The history of alternative medicine can’t be pinned down to a specific era because it’s a line of medicine that’s made up of numerous practices from different parts of the world. Alternative medicine practitioners such as naturopaths and homeopaths have for example operated in the U.S. for more than 150 years. The Chinese and the Indians as well as some European and African communities have however practiced other forms of alternative medicine for a longer period of time. Many medical historians however peg the commencement of a well-integrated alternative medicine practice to the start of the 17th century in some parts of Europe as they also note that this form of medicine wasn’t popular in United States before the turn of the 18th century.
The Revolutionary Era
Come 19th century, a new school of thought concerning medical practices emerged in the U.S. This brought about a fresh look at the world of conventional medical procedures, especially those that were deemed to be painful and expensive but ineffective in the long run. A section of the American society therefore matched towards the 20th century believing that there are forms of alternative medicine that are more effective and affordable than the conventional medical procedures. At this point in time, democratization of knowledge, which touched on all spheres of life, had empowered the Americans and the rest of the world well enough to enable them to fully embrace the benefits of alternative medicine concepts such as:
· Electromagnetic therapy
· Hatha yoga
· Hawaiian massage
· Macrobiotic lifestyle
· Magnetic healing
· Manipulative therapy and,
· Manual lymphatic drainage
Consolidating the Art and History of Alternative Medicine
By 1970s, alternative medicine was still an unacceptable form of medical practice that was frowned upon especially by the conventional medical practitioners. Those who believed in the healing power of alternative medicine were seen as backward individuals with little or no appreciation for evidence based scientific approach to medicine. Alternative medicine subsequently remained on doubt-ridden grounds until 1991 when a U.S. Senator known as Thomas Harkin offered $2 million for the setting up of the Office of Alternative Medicine or OAM, for short. This was after the Senator used bee pollen to successfully cure allergies that had haunted him for years.

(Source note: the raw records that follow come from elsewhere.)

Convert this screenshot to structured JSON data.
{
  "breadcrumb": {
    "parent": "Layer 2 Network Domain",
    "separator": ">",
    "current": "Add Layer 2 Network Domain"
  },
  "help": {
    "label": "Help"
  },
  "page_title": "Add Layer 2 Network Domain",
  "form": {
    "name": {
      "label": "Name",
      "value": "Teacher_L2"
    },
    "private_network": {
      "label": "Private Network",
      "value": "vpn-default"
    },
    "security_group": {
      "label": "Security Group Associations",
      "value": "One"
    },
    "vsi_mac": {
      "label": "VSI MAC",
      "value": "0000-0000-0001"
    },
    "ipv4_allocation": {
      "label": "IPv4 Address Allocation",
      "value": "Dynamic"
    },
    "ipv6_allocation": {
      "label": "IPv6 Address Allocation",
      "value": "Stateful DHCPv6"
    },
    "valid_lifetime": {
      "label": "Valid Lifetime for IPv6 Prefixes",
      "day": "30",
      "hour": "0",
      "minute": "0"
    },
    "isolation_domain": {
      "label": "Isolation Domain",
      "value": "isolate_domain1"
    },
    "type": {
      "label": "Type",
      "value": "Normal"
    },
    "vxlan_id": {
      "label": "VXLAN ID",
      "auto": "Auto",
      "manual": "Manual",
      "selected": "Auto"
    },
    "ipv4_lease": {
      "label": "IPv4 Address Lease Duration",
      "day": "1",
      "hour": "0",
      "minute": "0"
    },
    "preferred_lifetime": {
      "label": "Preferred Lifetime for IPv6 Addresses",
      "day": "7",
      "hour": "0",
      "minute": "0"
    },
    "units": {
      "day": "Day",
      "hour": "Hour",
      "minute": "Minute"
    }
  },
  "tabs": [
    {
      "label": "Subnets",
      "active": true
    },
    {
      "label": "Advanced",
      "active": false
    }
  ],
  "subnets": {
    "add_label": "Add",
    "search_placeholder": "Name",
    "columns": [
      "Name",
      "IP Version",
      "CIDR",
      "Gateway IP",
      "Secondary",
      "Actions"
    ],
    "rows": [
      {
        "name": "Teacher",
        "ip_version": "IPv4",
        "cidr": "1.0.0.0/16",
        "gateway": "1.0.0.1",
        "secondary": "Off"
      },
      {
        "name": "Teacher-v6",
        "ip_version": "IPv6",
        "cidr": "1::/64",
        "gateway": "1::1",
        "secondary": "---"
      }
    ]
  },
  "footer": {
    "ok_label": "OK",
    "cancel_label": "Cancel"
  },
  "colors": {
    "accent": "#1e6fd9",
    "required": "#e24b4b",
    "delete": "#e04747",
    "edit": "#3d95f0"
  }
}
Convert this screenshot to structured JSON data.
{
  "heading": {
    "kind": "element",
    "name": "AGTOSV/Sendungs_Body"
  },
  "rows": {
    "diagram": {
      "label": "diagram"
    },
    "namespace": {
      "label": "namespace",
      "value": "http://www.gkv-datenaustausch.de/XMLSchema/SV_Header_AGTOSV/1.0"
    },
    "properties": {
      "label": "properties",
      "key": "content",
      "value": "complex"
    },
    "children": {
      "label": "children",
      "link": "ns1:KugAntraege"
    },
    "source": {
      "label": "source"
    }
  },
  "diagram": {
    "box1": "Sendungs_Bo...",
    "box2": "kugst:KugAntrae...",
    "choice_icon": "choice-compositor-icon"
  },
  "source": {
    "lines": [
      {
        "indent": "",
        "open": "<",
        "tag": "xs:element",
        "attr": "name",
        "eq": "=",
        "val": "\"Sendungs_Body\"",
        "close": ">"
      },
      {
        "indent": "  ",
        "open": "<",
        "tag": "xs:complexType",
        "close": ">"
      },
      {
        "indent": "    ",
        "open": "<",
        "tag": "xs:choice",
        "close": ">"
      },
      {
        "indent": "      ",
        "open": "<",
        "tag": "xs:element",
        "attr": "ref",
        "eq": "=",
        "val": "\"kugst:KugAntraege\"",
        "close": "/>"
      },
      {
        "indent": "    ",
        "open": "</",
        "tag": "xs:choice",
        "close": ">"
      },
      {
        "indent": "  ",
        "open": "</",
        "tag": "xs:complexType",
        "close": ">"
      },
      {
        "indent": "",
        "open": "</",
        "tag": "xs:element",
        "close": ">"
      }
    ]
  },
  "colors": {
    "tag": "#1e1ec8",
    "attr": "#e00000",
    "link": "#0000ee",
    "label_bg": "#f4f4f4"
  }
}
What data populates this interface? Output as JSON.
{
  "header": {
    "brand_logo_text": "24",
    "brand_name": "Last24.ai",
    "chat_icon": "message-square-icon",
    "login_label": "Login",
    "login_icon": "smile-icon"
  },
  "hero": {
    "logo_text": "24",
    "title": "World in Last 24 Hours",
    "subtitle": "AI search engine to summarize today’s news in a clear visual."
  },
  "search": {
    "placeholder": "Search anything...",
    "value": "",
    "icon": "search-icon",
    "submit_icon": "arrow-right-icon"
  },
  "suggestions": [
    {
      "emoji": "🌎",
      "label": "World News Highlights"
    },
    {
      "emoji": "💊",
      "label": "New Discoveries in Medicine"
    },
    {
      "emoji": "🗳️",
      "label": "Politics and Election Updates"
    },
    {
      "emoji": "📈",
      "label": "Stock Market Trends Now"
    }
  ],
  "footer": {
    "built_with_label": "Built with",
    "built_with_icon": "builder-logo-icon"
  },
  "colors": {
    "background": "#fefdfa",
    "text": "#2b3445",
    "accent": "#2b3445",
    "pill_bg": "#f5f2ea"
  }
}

Numerous established conventional medical associations advocated for the eradication of OAM but the organization gained popularity at a faster pace despite the outcry. OAM’s annual budget grew to $ 90 million by 1998. The organization is currently commanding billions of dollars that are directed toward research and development prospects which aim at making alternative medicine a supplementary form of treatment to the conventional medical methods.
All these have led to the rise of numerous organizations that are in favor of alternative medicine across the world, turning it into a global-medicine based movement that has even sparked the concept of medical tourism in countries such as India, Israel and Singapore. The history of alternative medicine has over the centuries portrayed it as a safe and sound way of handling simple and complex medical problems using the healing power of natural active ingredients. Therefore, as the world tries to move away from synthetic drugs, alternative medicine is likely to gain more ground and forge ahead into the future as an integral form of medical practice.